- Thymolize – By applying thyme oil (which is a natural anti-fungal used holistically), it acts as an anti-fungal and mold retardant.
- Weave and Fill Paper – Just like it sounds, paper is made and used to fill any voids in the print.
- Restore Pigment – Pigment is applied in areas that are badly void of color.
- Hydrated – The paper is fed with restorative solutions combating some of the brittleness from being so dry.
- Paper Support – In cases where the paper is SO brittle that it will just fall apart, the print may be mounted to a board with a non-acidic, neutral PH adhesive.
- Archival Mist – It is a spray that neutralizes acid in the paper. While it won’t reverse the aging, it will stop the process. It is an antacid for the paper.
With canvas you can:
- Remove the varnish.
- Remove and kill mold.

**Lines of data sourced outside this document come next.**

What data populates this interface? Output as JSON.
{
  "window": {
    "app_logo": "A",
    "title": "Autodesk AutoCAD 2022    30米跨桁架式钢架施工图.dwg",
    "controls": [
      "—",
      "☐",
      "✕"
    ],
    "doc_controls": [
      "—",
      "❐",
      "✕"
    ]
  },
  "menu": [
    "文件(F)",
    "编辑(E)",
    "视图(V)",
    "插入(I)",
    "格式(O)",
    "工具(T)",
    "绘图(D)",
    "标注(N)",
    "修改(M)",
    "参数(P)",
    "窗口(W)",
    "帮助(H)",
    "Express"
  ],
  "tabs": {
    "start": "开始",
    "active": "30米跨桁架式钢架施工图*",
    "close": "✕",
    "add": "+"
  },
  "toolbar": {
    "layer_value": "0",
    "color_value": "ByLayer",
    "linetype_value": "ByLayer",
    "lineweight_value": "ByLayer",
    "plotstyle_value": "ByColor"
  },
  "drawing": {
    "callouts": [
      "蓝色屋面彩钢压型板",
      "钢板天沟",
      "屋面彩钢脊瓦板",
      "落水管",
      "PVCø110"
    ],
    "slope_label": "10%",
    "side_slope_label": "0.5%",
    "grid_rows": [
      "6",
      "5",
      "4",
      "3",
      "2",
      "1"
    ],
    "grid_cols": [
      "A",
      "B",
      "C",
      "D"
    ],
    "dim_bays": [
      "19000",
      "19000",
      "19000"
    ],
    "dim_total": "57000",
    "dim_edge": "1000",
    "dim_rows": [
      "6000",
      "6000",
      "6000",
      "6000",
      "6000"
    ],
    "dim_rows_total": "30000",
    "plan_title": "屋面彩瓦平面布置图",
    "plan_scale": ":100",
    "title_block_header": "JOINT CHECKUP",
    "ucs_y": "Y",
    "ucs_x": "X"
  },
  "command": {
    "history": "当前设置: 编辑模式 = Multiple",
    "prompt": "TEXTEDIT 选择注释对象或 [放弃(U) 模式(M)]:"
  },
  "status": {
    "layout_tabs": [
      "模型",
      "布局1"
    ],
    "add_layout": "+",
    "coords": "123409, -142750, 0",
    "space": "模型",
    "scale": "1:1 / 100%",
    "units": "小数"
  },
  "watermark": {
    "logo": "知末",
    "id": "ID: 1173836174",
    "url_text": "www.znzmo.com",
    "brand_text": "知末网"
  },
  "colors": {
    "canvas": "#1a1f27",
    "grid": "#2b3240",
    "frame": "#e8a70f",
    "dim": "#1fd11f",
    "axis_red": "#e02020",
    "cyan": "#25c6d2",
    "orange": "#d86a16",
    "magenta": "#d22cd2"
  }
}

- Line, or Reline the Canvas – This involves, making a solution of beeswax and rosin and mounting the compromised canvas to a new linen substrate.
- Fill the Void, Texture – Once lined, we make a mixture of paris chalk, boiled linseed oil, and make a picture “putty” that is tinted. That is then used to carefully fill any missing area where the canvas has been torn. Before that dries, we take a piece of canvas and mimic the texture. Then after dried it is painted, carefully not blending or over painting any good areas.
- Feed the Oil – Using a combination of oils to feed the painting to restore the color and vibrancy. It is similar to using hand lotion to make skin look healthier.
- Inpaint – This means painting the missing areas.
- Varnish – Finally, use a coat of varnish to seal. Varnish is a protective coating that is meant to protect the art itself. Is it intended to be removed when it ages, and then reapplied.
You clean your carpet, drapes, and your clothes. So don’t neglect your art. Preserve it for future generations to enjoy.